Maddie Lock was immersed in Pitch Productions’ intimate drama.
As the stage was plunged into darkness at the end of Pitch Productions’ Vincent River, it was as if I was able to take a breath for the first time since it had begun. The play follows the story of ‘Anita’, a mother, whose son Vincent has just been murdered in a homophobic attack, and of ‘Davey’, who found the body. This intensely emotive production, set in the aftermath of an event that neither character is quite able to fathom, is incredibly impressive in its authenticity and skill.
As I entered the intimate Hatfield Chapel, its simplicity aptly creating the setting of a bare undecorated apartment, I was met by the sight of the two actors: Victoria Bull and Alexander Marshall. They were sitting in a strained silence which cloaked the audience as we waited for it to break.
Although the accents used by both actors suffered from some inconsistencies, the vocality in this piece was, on the whole, incredibly strong. The consistency with which Marshall captured the youthfulness of his character was superb. He began with churlish, juvenile obstinacy, reflected in his contained movement, restrained pout and low grudging tone, and moved slowly to excitement and vivacity, encapsulated in his excellent voice modulation. His performance culminated in painful confusion; he knelt on the ground surrounded by the sickeningly real image conjured by the words he spat out. This was effectively balanced with Bull’s ‘Anita’. The angry, defensive mother at tipping point after the murder of her son was beautifully and poignantly captured by Bull. The persistent restlessness that initially characterised Bull’s movements and speech lapsed into stillness and a heart-breaking outer calmness as the piece comes to a close, perfectly contrasting the development of Marshall’s ‘Davey’. The difficulties that can arise from a two-hander made up of many lengthy monologues disappeared in the face of the exquisitely detailed performances of both Marshall and Bull, and the fascinating relationship that was built between their characters on stage.
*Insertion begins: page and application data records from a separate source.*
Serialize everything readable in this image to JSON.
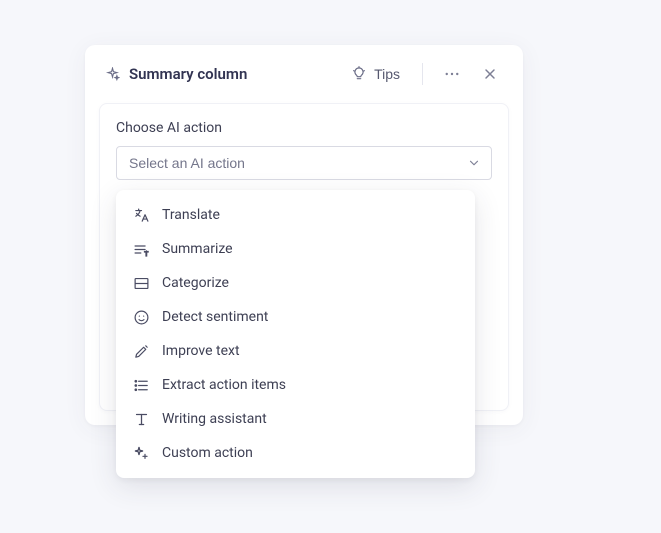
{
  "panel": {
    "title": "Summary column",
    "tips_label": "Tips"
  },
  "field": {
    "label": "Choose AI action",
    "placeholder": "Select an AI action"
  },
  "options": [
    {
      "label": "Translate"
    },
    {
      "label": "Summarize"
    },
    {
      "label": "Categorize"
    },
    {
      "label": "Detect sentiment"
    },
    {
      "label": "Improve text"
    },
    {
      "label": "Extract action items"
    },
    {
      "label": "Writing assistant"
    },
    {
      "label": "Custom action"
    }
  ]
}
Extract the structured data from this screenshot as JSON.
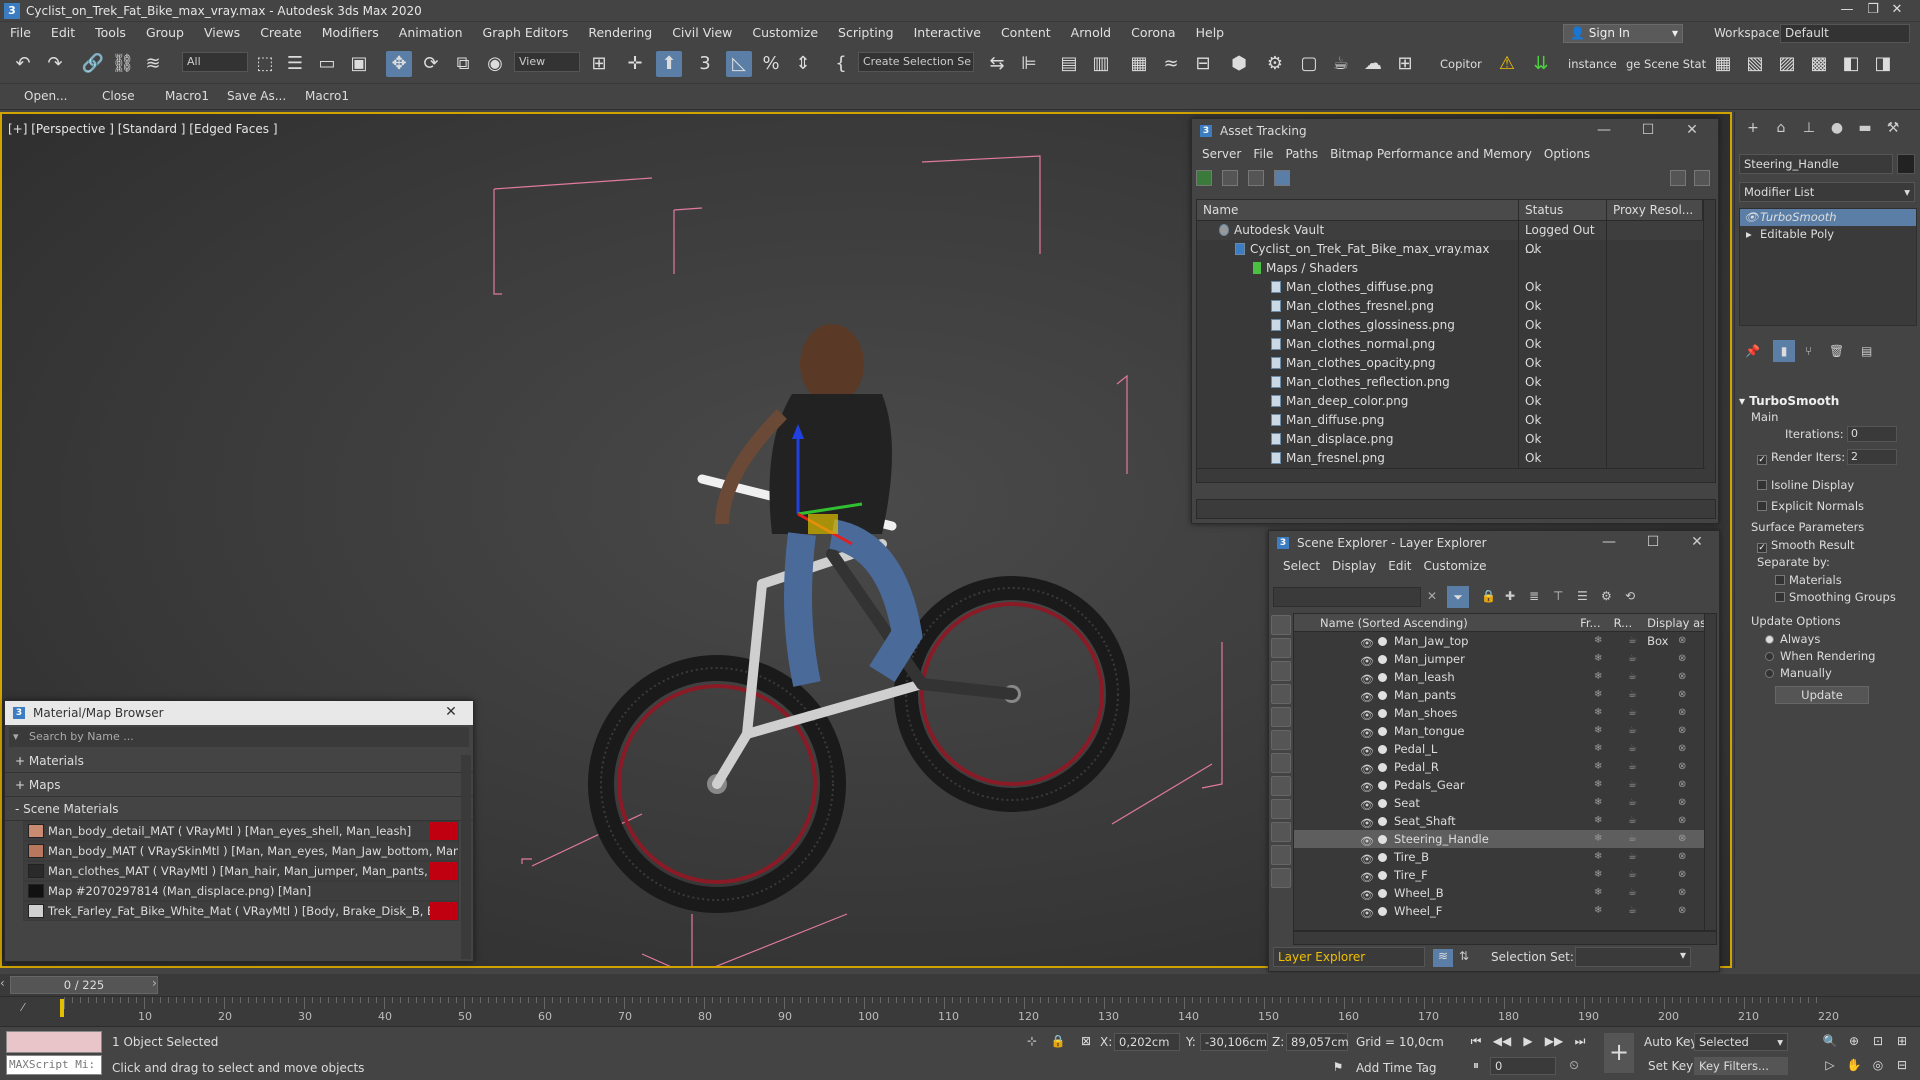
{
  "window": {
    "title": "Cyclist_on_Trek_Fat_Bike_max_vray.max - Autodesk 3ds Max 2020",
    "minimize": "—",
    "restore": "❐",
    "close": "✕"
  },
  "menu": {
    "items": [
      "File",
      "Edit",
      "Tools",
      "Group",
      "Views",
      "Create",
      "Modifiers",
      "Animation",
      "Graph Editors",
      "Rendering",
      "Civil View",
      "Customize",
      "Scripting",
      "Interactive",
      "Content",
      "Arnold",
      "Corona",
      "Help"
    ],
    "sign_in": "Sign In",
    "workspaces_label": "Workspaces:",
    "workspaces_value": "Default"
  },
  "toolbar": {
    "selection_filter": "All",
    "reference_coord": "View",
    "create_selection_set": "Create Selection Se",
    "copitor": "Copitor",
    "instance": "instance",
    "ge_scene_stat": "ge Scene Stat"
  },
  "toolbar2": {
    "items": [
      "Open...",
      "Close",
      "Macro1",
      "Save As...",
      "Macro1"
    ]
  },
  "viewport": {
    "label": "[+] [Perspective ] [Standard ] [Edged Faces ]"
  },
  "asset_tracking": {
    "title": "Asset Tracking",
    "menu": [
      "Server",
      "File",
      "Paths",
      "Bitmap Performance and Memory",
      "Options"
    ],
    "columns": [
      "Name",
      "Status",
      "Proxy Resol..."
    ],
    "rows": [
      {
        "name": "Autodesk Vault",
        "status": "Logged Out ...",
        "indent": 1
      },
      {
        "name": "Cyclist_on_Trek_Fat_Bike_max_vray.max",
        "status": "Ok",
        "indent": 2
      },
      {
        "name": "Maps / Shaders",
        "status": "",
        "indent": 3
      },
      {
        "name": "Man_clothes_diffuse.png",
        "status": "Ok",
        "indent": 4
      },
      {
        "name": "Man_clothes_fresnel.png",
        "status": "Ok",
        "indent": 4
      },
      {
        "name": "Man_clothes_glossiness.png",
        "status": "Ok",
        "indent": 4
      },
      {
        "name": "Man_clothes_normal.png",
        "status": "Ok",
        "indent": 4
      },
      {
        "name": "Man_clothes_opacity.png",
        "status": "Ok",
        "indent": 4
      },
      {
        "name": "Man_clothes_reflection.png",
        "status": "Ok",
        "indent": 4
      },
      {
        "name": "Man_deep_color.png",
        "status": "Ok",
        "indent": 4
      },
      {
        "name": "Man_diffuse.png",
        "status": "Ok",
        "indent": 4
      },
      {
        "name": "Man_displace.png",
        "status": "Ok",
        "indent": 4
      },
      {
        "name": "Man_fresnel.png",
        "status": "Ok",
        "indent": 4
      }
    ]
  },
  "scene_explorer": {
    "title": "Scene Explorer - Layer Explorer",
    "menu": [
      "Select",
      "Display",
      "Edit",
      "Customize"
    ],
    "columns": [
      "Name (Sorted Ascending)",
      "Fr...",
      "R...",
      "Display as Box"
    ],
    "rows": [
      "Man_Jaw_top",
      "Man_jumper",
      "Man_leash",
      "Man_pants",
      "Man_shoes",
      "Man_tongue",
      "Pedal_L",
      "Pedal_R",
      "Pedals_Gear",
      "Seat",
      "Seat_Shaft",
      "Steering_Handle",
      "Tire_B",
      "Tire_F",
      "Wheel_B",
      "Wheel_F"
    ],
    "selected": "Steering_Handle",
    "footer_mode": "Layer Explorer",
    "selection_set_label": "Selection Set:"
  },
  "material_browser": {
    "title": "Material/Map Browser",
    "search_placeholder": "Search by Name ...",
    "sections": [
      "+ Materials",
      "+ Maps",
      "- Scene Materials"
    ],
    "materials": [
      {
        "label": "Man_body_detail_MAT ( VRayMtl ) [Man_eyes_shell, Man_leash]",
        "swatch": "#c88a70",
        "flag": true
      },
      {
        "label": "Man_body_MAT ( VRaySkinMtl ) [Man, Man_eyes, Man_Jaw_bottom, Man_Ja...",
        "swatch": "#b87860",
        "flag": false
      },
      {
        "label": "Man_clothes_MAT ( VRayMtl ) [Man_hair, Man_jumper, Man_pants, Man_shoe...",
        "swatch": "#2a2a2a",
        "flag": true
      },
      {
        "label": "Map #2070297814 (Man_displace.png) [Man]",
        "swatch": "#111111",
        "flag": false
      },
      {
        "label": "Trek_Farley_Fat_Bike_White_Mat ( VRayMtl ) [Body, Brake_Disk_B, Brake_Dis...",
        "swatch": "#d0d0d0",
        "flag": true
      }
    ]
  },
  "command_panel": {
    "object_name": "Steering_Handle",
    "modifier_list": "Modifier List",
    "stack": [
      "TurboSmooth",
      "Editable Poly"
    ],
    "rollout_title": "TurboSmooth",
    "main_label": "Main",
    "iterations_label": "Iterations:",
    "iterations_value": "0",
    "render_iters_label": "Render Iters:",
    "render_iters_value": "2",
    "isoline": "Isoline Display",
    "explicit_normals": "Explicit Normals",
    "surface_params": "Surface Parameters",
    "smooth_result": "Smooth Result",
    "separate_by": "Separate by:",
    "materials": "Materials",
    "smoothing_groups": "Smoothing Groups",
    "update_options": "Update Options",
    "always": "Always",
    "when_rendering": "When Rendering",
    "manually": "Manually",
    "update_button": "Update"
  },
  "timeline": {
    "frame": "0 / 225",
    "ticks": [
      "10",
      "20",
      "30",
      "40",
      "50",
      "60",
      "70",
      "80",
      "90",
      "100",
      "110",
      "120",
      "130",
      "140",
      "150",
      "160",
      "170",
      "180",
      "190",
      "200",
      "210",
      "220"
    ]
  },
  "status": {
    "maxscript": "MAXScript Mi:",
    "selected": "1 Object Selected",
    "prompt": "Click and drag to select and move objects",
    "x_label": "X:",
    "x_value": "0,202cm",
    "y_label": "Y:",
    "y_value": "-30,106cm",
    "z_label": "Z:",
    "z_value": "89,057cm",
    "grid": "Grid = 10,0cm",
    "add_time_tag": "Add Time Tag",
    "auto_key": "Auto Key",
    "set_key": "Set Key",
    "selected_dropdown": "Selected",
    "key_filters": "Key Filters...",
    "frame_field": "0"
  },
  "colors": {
    "accent": "#5b7ea7",
    "viewport_border": "#d1a300",
    "bbox": "#e07aa0"
  }
}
Director Anna Haines should be commended for the creative and engaging way in which the stage was used in this production. The challenge of having only two actors to fill the space was met head on by using different levels and corners of the stage throughout. The way in which the central furniture – the sofa for ‘Davey’ and the armchair for ‘Anita’ – were used, creating safe havens for them, at times acted as a kind of reset button, allowing them to reel the character back in so that the energy naturally built and diminished. The most striking use of the stage however, was the decision to make use of the wide central aisle. As the setting for both the journey that ‘Anita’ recalls, and the journey that ‘Davey’ relives with ‘Anita’ hovering close behind him, it helped to draw the audience in even further, and made their stories all the more intoxicating.
The decision to use only one piece of sound in this production was perfectly in-keeping with the simplicity of both the lighting and sound throughout, which allowed the focus to remain on the acting. Marshall’s outpouring, however, was very effectively juxtaposed with the sweet voices and peaceful messages of Christmas carols, allowing the monologue to reach new heights. Nonetheless, it would have been better, perhaps, to have the carol singing morph into the instrumental tune, to avoid distracting from his words once this point had been made.
Overall, everyone involved in this production should feel incredibly proud of their hard work on this moving and gripping piece of theatre, and I would highly recommend spending a worthwhile evening watching this show. Vincent River has two more performances, and with a portion of the ticket sales going to the LGBT foundation, you’ll be supporting a fantastic charity at the same time.
Vincent River will be playing in the Hatfield Chapel at 7:30pm on the 17th and 18th January